Regarding the Opera, Garippa stated that Evotec “very cleverly came up with a way … to define the cell borders,” in an assay. Garippa also said that Roche had been “very impressed with the fast ‘out-of-the-gate’ capabilities” of the Opera.
“We had a high-throughput screen up and running within four days with no problems,” Garippa said. Furthermore, Roche was able to request specific modifications to Evotec regarding its GPCR algorithm to better fit its specific screening campaign, he said.
Garippa even cited an advantage of the Opera that is often stated about all high-content imaging systems: “You find a lot of things that you’re looking for, but you find a lot of things that you’re not looking for, as well,” he said.
To be fair, Garippa’s presentation did not present a head-to-head comparison between the Evotec system and any other cell imagers.
In another example of the inherent subjectivity of instrument comparisons, Paul Johnston, an independent consultant and former Eli Lilly research scientist, compared the performances of various Cellomics ArrayScan models against the IN Cell Analyzer 3000 and 1000 at a Cellomics user group meeting.
At the meeting, the Cellomics instrument received the more favorable review — again seemingly in contrast with Simonen’s data, which put the ArrayScan VTI and IN Cell 3000 on essentially the same performance level.
Inside Bioassays was not able to review Johnston’s poster in detail in time for this publication.
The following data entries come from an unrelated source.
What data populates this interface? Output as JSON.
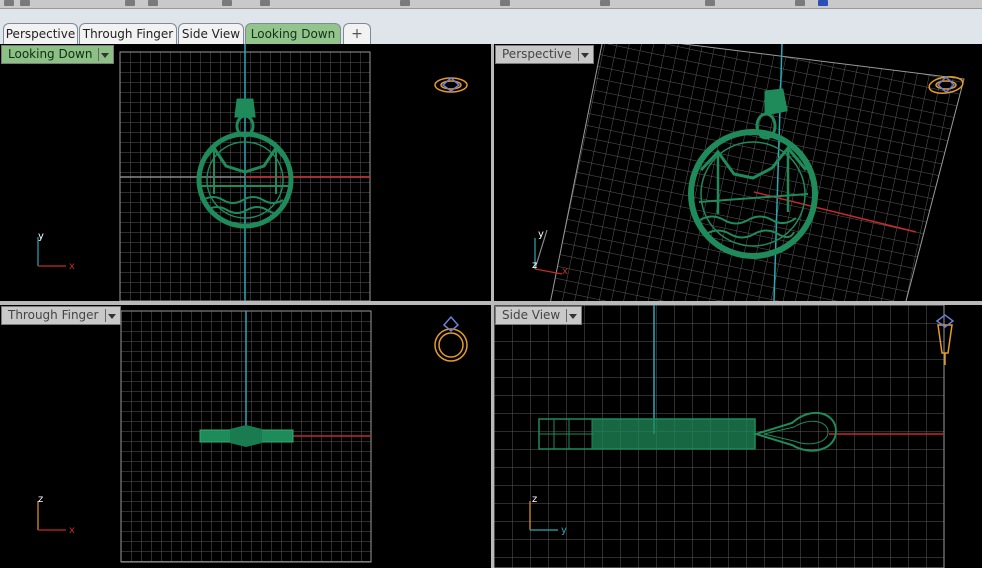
{
  "tabs": [
    {
      "label": "Perspective",
      "active": false
    },
    {
      "label": "Through Finger",
      "active": false
    },
    {
      "label": "Side View",
      "active": false
    },
    {
      "label": "Looking Down",
      "active": true
    }
  ],
  "tab_add_label": "+",
  "viewports": {
    "top_left": {
      "label": "Looking Down",
      "axis_labels": [
        "y",
        "x"
      ]
    },
    "top_right": {
      "label": "Perspective",
      "axis_labels": [
        "y",
        "z",
        "x"
      ]
    },
    "bottom_left": {
      "label": "Through Finger",
      "axis_labels": [
        "z",
        "x"
      ]
    },
    "bottom_right": {
      "label": "Side View",
      "axis_labels": [
        "z",
        "y"
      ]
    }
  },
  "colors": {
    "background": "#000000",
    "grid": "#9a9a9a",
    "model": "#1f8a5a",
    "axis_x": "#c22a2a",
    "axis_y": "#2aa9b5",
    "gizmo": "#e59b2a",
    "active_label": "#8cc084"
  }
}
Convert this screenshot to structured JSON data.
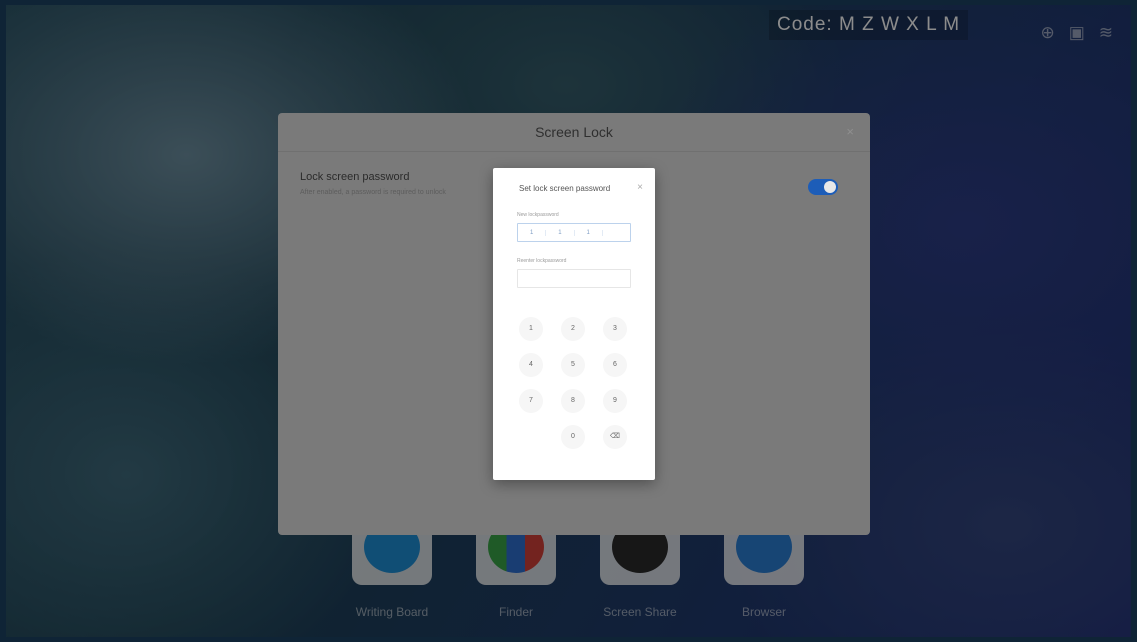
{
  "status_bar": {
    "code_label": "Code: M Z W X L M",
    "icons": [
      "headset-icon",
      "storage-icon",
      "wifi-icon"
    ]
  },
  "dock": {
    "apps": [
      {
        "label": "Writing Board",
        "icon": "writing-board-icon",
        "color": "#1e8fd6"
      },
      {
        "label": "Finder",
        "icon": "finder-icon",
        "color": "#d2413a"
      },
      {
        "label": "Screen Share",
        "icon": "screen-share-icon",
        "color": "#2b2b2b"
      },
      {
        "label": "Browser",
        "icon": "browser-icon",
        "color": "#2b7fd4"
      }
    ]
  },
  "screen_lock_panel": {
    "title": "Screen Lock",
    "close_glyph": "×",
    "row_title": "Lock screen password",
    "row_subtitle": "After enabled, a password is required to unlock",
    "toggle_on": true,
    "accent_color": "#1d5db8"
  },
  "password_dialog": {
    "title": "Set lock screen password",
    "close_glyph": "×",
    "new_password_label": "New lockpassword",
    "new_password_value": [
      "1",
      "1",
      "1"
    ],
    "confirm_password_label": "Reenter lockpassword",
    "keys": [
      "1",
      "2",
      "3",
      "4",
      "5",
      "6",
      "7",
      "8",
      "9",
      "0",
      "⌫"
    ]
  }
}
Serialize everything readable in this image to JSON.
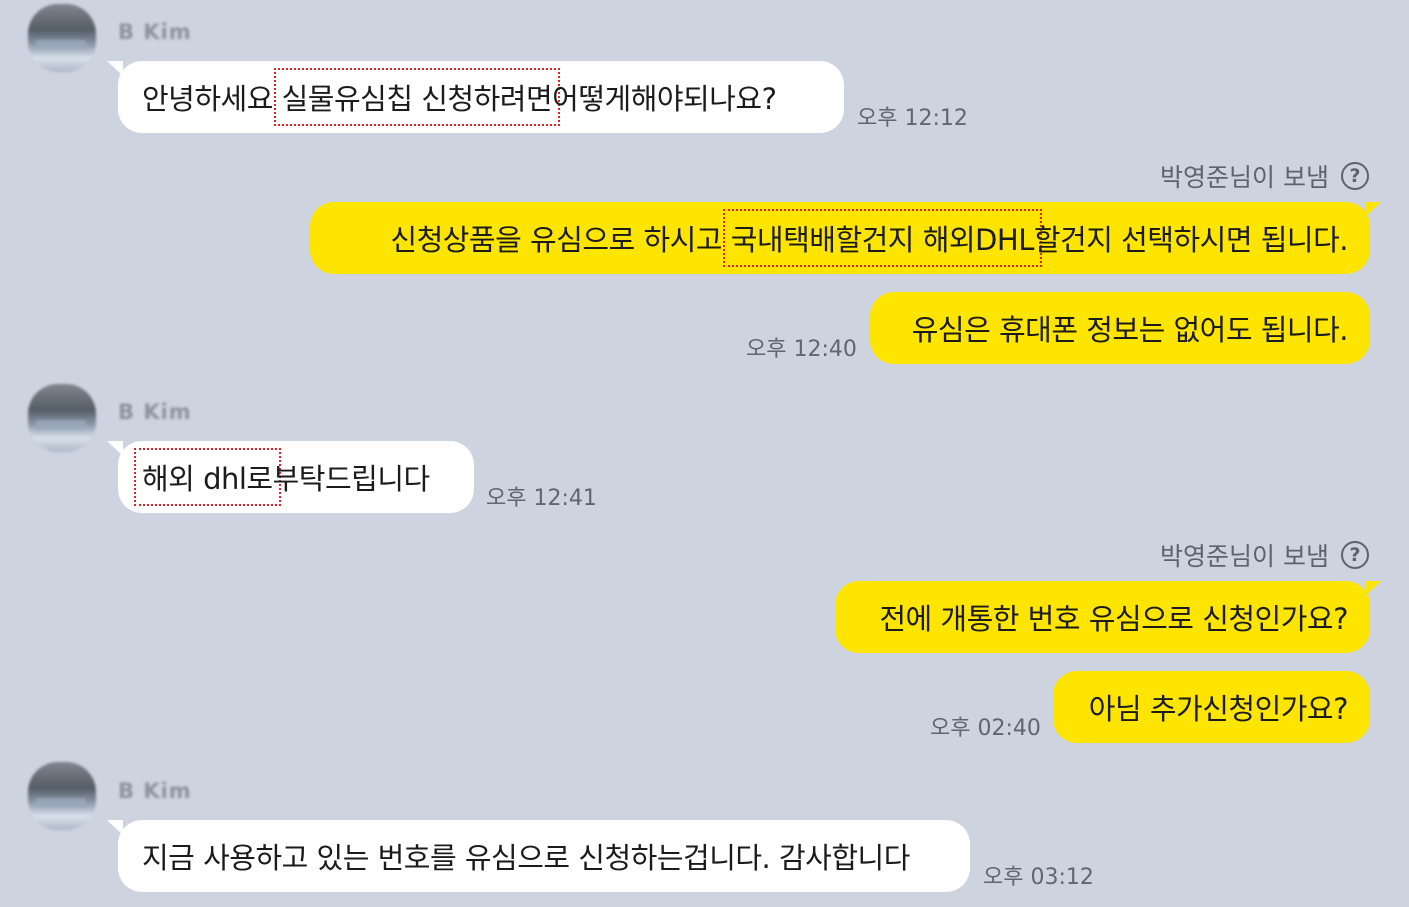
{
  "messages": {
    "m1": {
      "sender": "B Kim",
      "pre": "안녕하세요 ",
      "highlight": "실물유심칩 신청하려면",
      "post": "어떻게해야되나요?",
      "time": "오후 12:12"
    },
    "m2": {
      "sent_by": "박영준님이 보냄",
      "help_icon": "?",
      "pre": "신청상품을 유심으로 하시고 ",
      "highlight": "국내택배할건지 해외DHL",
      "post": "할건지 선택하시면 됩니다."
    },
    "m3": {
      "text": "유심은 휴대폰 정보는 없어도 됩니다.",
      "time": "오후 12:40"
    },
    "m4": {
      "sender": "B Kim",
      "highlight": "해외 dhl로",
      "post": "부탁드립니다",
      "time": "오후 12:41"
    },
    "m5": {
      "sent_by": "박영준님이 보냄",
      "help_icon": "?",
      "text": "전에 개통한 번호 유심으로 신청인가요?"
    },
    "m6": {
      "text": "아님 추가신청인가요?",
      "time": "오후 02:40"
    },
    "m7": {
      "sender": "B Kim",
      "text": "지금 사용하고 있는 번호를 유심으로 신청하는겁니다. 감사합니다",
      "time": "오후 03:12"
    }
  },
  "colors": {
    "background": "#cdd3df",
    "incoming_bubble": "#ffffff",
    "outgoing_bubble": "#fee500",
    "highlight_box": "#e0202a"
  },
  "icons": {
    "avatar": "profile-photo-blurred",
    "help": "question-circle-icon"
  }
}
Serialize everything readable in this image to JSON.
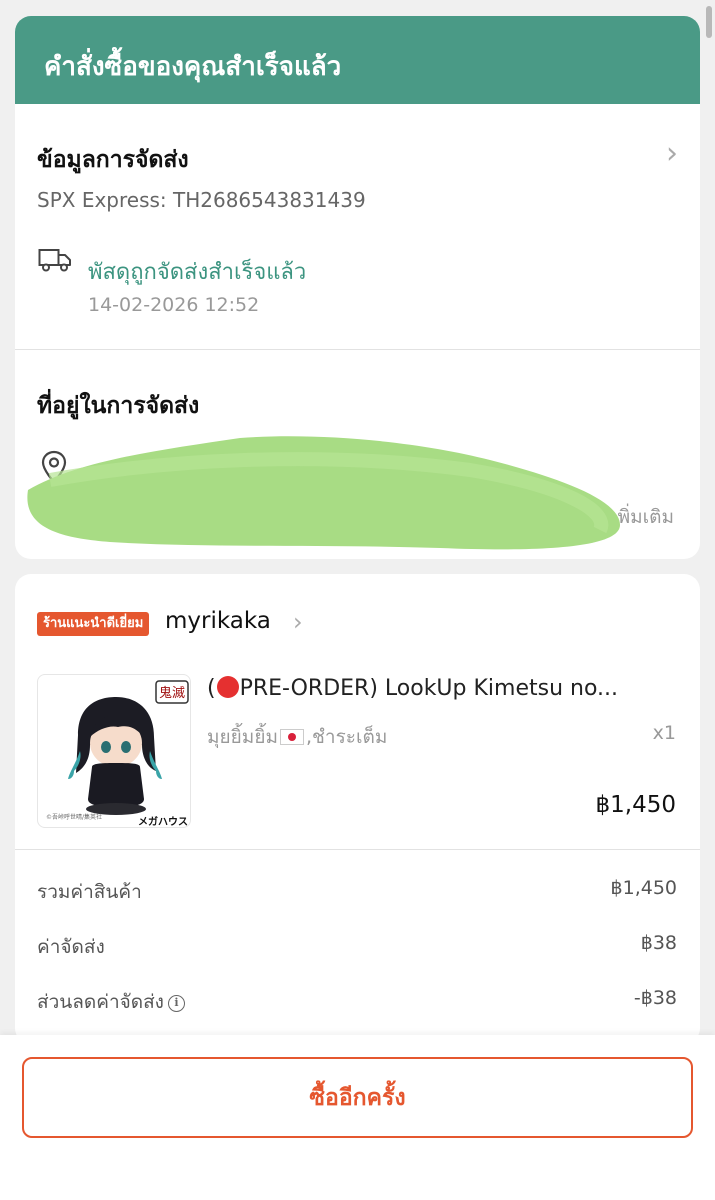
{
  "header": {
    "status_title": "คำสั่งซื้อของคุณสำเร็จแล้ว"
  },
  "shipping": {
    "title": "ข้อมูลการจัดส่ง",
    "tracking": "SPX Express: TH2686543831439",
    "status": "พัสดุถูกจัดส่งสำเร็จแล้ว",
    "timestamp": "14-02-2026 12:52",
    "icon": "truck-icon"
  },
  "address": {
    "title": "ที่อยู่ในการจัดส่ง",
    "more_label": "เพิ่มเติม",
    "icon": "location-pin-icon",
    "redaction_color": "#a8dc84"
  },
  "shop": {
    "badge": "ร้านแนะนำดีเยี่ยม",
    "name": "myrikaka"
  },
  "product": {
    "name_prefix": "(",
    "name_rest": "PRE-ORDER) LookUp Kimetsu no...",
    "variant_text": "มุยยิ้มยิ้ม",
    "variant_suffix": ",ชำระเต็ม",
    "quantity": "x1",
    "price": "฿1,450",
    "thumb_logo": "鬼滅",
    "thumb_brand": "メガハウス"
  },
  "summary": {
    "rows": [
      {
        "label": "รวมค่าสินค้า",
        "value": "฿1,450"
      },
      {
        "label": "ค่าจัดส่ง",
        "value": "฿38"
      },
      {
        "label": "ส่วนลดค่าจัดส่ง",
        "value": "-฿38"
      }
    ]
  },
  "actions": {
    "buy_again": "ซื้ออีกครั้ง"
  },
  "colors": {
    "header_bg": "#4a9a86",
    "accent": "#e5572f",
    "status_green": "#3c9480"
  }
}
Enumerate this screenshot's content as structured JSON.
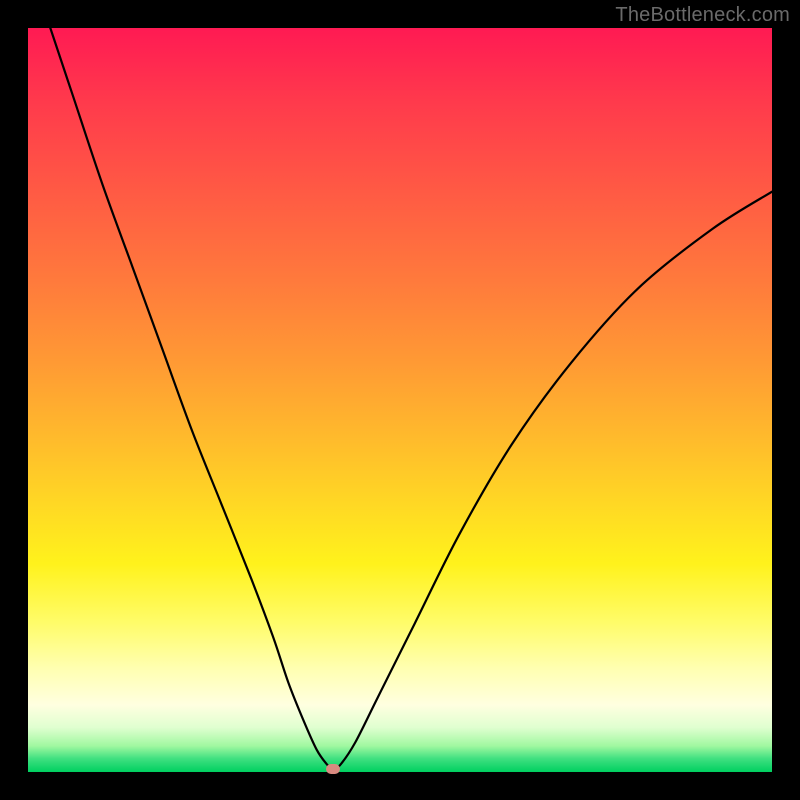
{
  "watermark": "TheBottleneck.com",
  "colors": {
    "frame": "#000000",
    "curve": "#000000",
    "marker": "#d98a80"
  },
  "chart_data": {
    "type": "line",
    "title": "",
    "xlabel": "",
    "ylabel": "",
    "xlim": [
      0,
      100
    ],
    "ylim": [
      0,
      100
    ],
    "grid": false,
    "series": [
      {
        "name": "bottleneck-curve",
        "x": [
          3,
          6,
          10,
          14,
          18,
          22,
          26,
          30,
          33,
          35,
          37,
          38.8,
          40.2,
          41,
          42,
          44,
          47,
          52,
          58,
          65,
          73,
          82,
          92,
          100
        ],
        "y": [
          100,
          91,
          79,
          68,
          57,
          46,
          36,
          26,
          18,
          12,
          7,
          3,
          1,
          0.4,
          1,
          4,
          10,
          20,
          32,
          44,
          55,
          65,
          73,
          78
        ]
      }
    ],
    "annotations": [
      {
        "name": "optimum-marker",
        "x": 41,
        "y": 0.4
      }
    ]
  }
}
However, Johnston presumably had no stake in giving a positive review to the ArrayScan.
But just as with the other presentations, this underscores another factor scientists should consider when presented with comparative data from instrument platforms — where is the data being presented and who is presenting it?